■ Task details ■
The response should contain only those lines of the entries below that include the string "Tipas".

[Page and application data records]
--------------------------------------------------

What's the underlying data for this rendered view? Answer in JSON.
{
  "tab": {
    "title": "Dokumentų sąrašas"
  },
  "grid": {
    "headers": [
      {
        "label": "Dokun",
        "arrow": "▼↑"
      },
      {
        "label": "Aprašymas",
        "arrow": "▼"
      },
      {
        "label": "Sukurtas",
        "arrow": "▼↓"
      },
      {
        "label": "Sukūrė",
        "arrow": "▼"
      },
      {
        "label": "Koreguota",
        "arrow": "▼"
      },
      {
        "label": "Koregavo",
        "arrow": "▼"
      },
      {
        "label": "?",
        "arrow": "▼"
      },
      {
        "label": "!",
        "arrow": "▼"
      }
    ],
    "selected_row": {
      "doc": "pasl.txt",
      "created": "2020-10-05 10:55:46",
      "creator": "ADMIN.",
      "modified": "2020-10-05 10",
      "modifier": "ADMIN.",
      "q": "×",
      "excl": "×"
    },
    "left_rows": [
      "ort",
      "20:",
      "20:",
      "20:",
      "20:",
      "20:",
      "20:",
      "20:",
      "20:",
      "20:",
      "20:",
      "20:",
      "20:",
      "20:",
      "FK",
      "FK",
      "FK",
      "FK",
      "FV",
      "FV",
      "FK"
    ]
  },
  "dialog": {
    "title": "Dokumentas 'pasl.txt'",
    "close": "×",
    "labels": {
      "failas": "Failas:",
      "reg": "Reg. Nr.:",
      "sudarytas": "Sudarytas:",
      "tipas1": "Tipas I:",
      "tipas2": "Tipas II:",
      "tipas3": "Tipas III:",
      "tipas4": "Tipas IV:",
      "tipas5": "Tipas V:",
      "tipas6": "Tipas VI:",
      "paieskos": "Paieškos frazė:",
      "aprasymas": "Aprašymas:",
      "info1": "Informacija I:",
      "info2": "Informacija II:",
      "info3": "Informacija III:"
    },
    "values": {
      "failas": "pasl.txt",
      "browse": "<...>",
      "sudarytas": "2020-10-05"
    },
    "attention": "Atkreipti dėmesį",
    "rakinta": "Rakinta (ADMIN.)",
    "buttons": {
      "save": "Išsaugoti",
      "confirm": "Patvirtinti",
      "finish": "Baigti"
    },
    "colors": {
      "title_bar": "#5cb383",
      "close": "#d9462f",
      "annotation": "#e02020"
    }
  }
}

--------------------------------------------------

■ Answer area ■
      "tipas1": "Tipas I:",
      "tipas2": "Tipas II:",
      "tipas3": "Tipas III:",
      "tipas4": "Tipas IV:",
      "tipas5": "Tipas V:",
      "tipas6": "Tipas VI:",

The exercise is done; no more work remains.